• [Instructions to follow] In the data that follows, give the number of lines containing the word "value". Offer no additional comment.

• [Records shown]
++++++

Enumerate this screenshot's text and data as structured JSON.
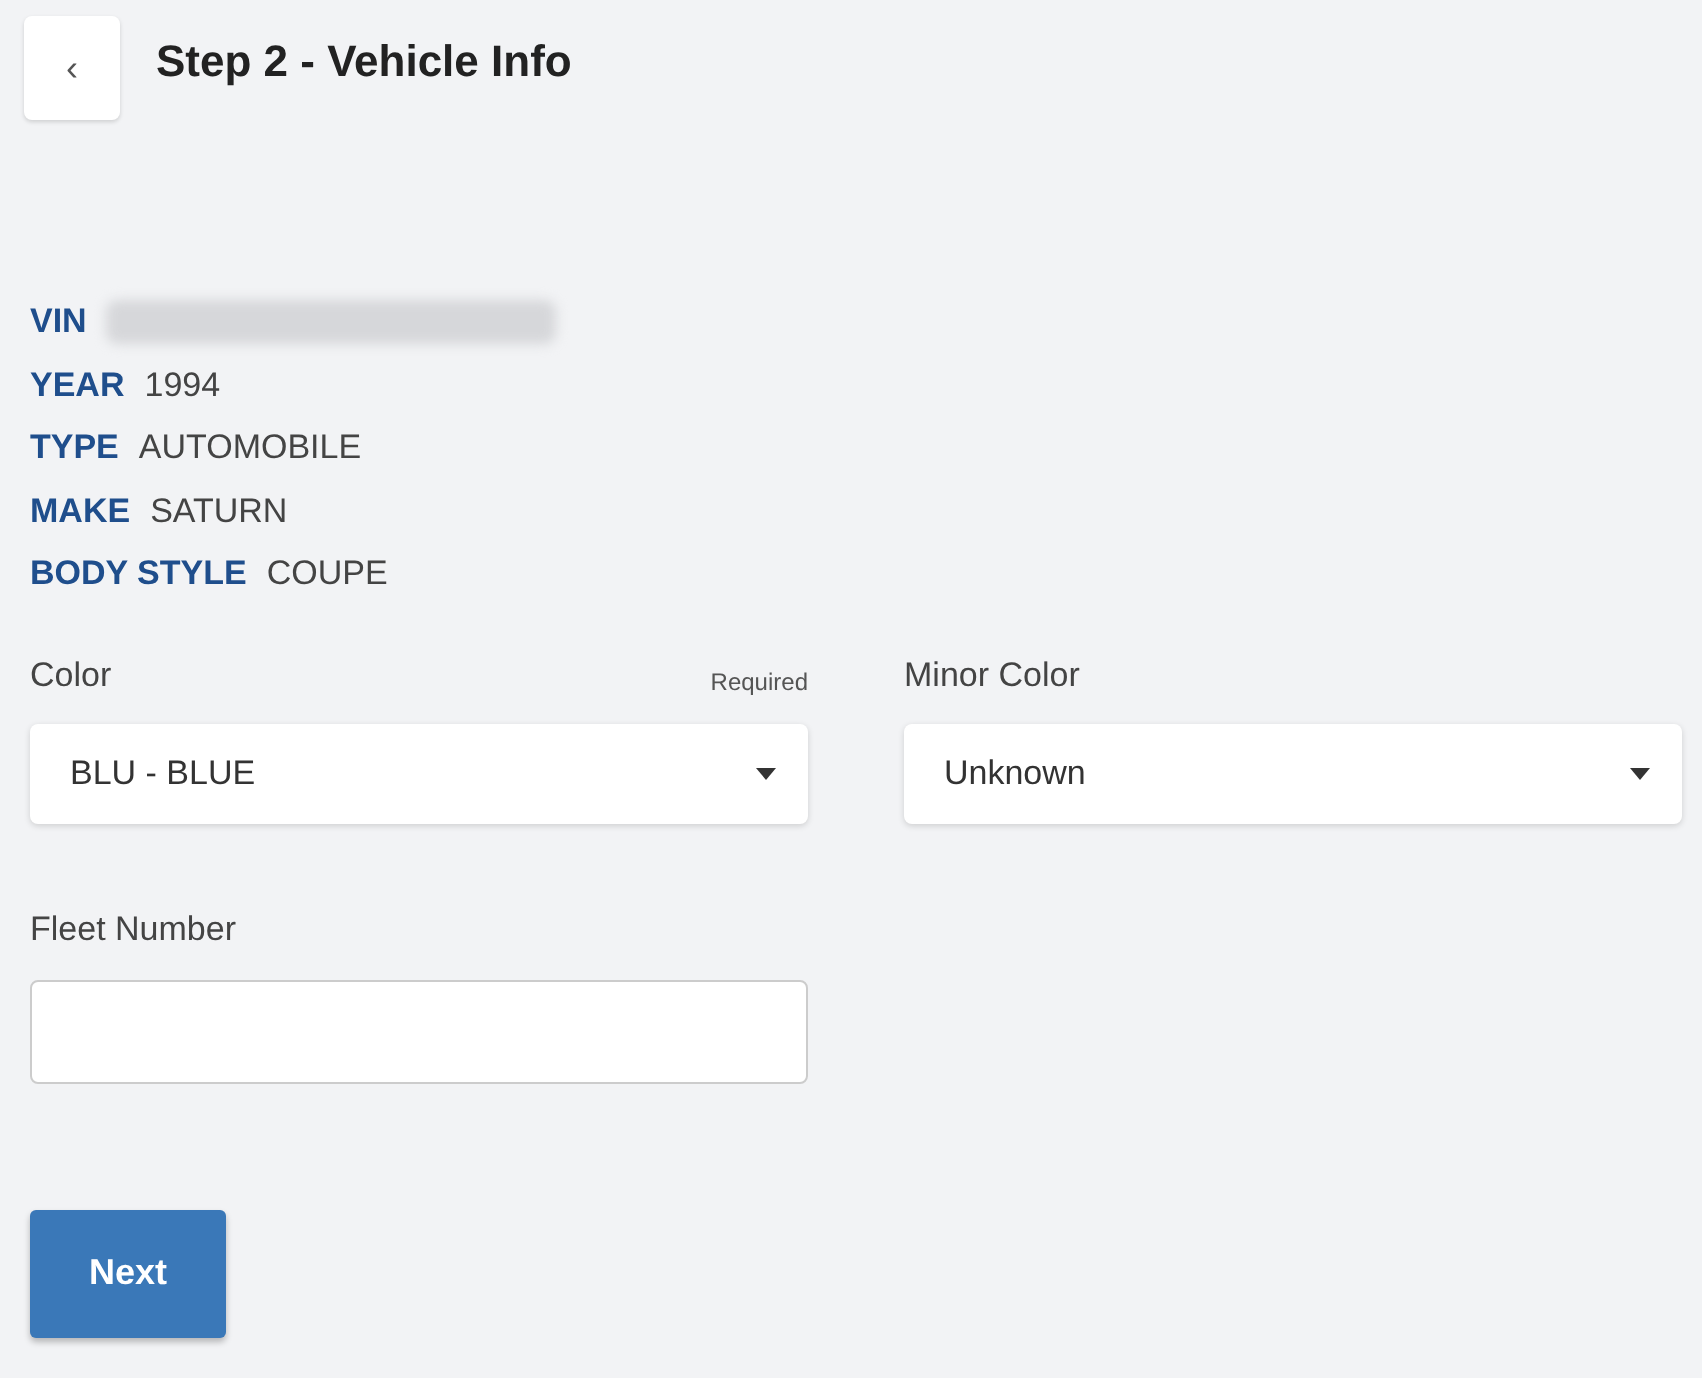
{
  "header": {
    "back": "‹",
    "title": "Step 2 - Vehicle Info"
  },
  "details": [
    {
      "label": "VIN",
      "redacted": true
    },
    {
      "label": "YEAR",
      "redacted": false,
      "value": "1994"
    },
    {
      "label": "TYPE",
      "redacted": false,
      "value": "AUTOMOBILE"
    },
    {
      "label": "MAKE",
      "redacted": false,
      "value": "SATURN"
    },
    {
      "label": "BODY STYLE",
      "redacted": false,
      "value": "COUPE"
    }
  ],
  "selects": [
    {
      "label": "Color",
      "required": "Required",
      "value": "BLU - BLUE"
    },
    {
      "label": "Minor Color",
      "value": "Unknown"
    }
  ],
  "fleet": {
    "label": "Fleet Number"
  },
  "button": "Next"
}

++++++

• [Solution to the problem] 6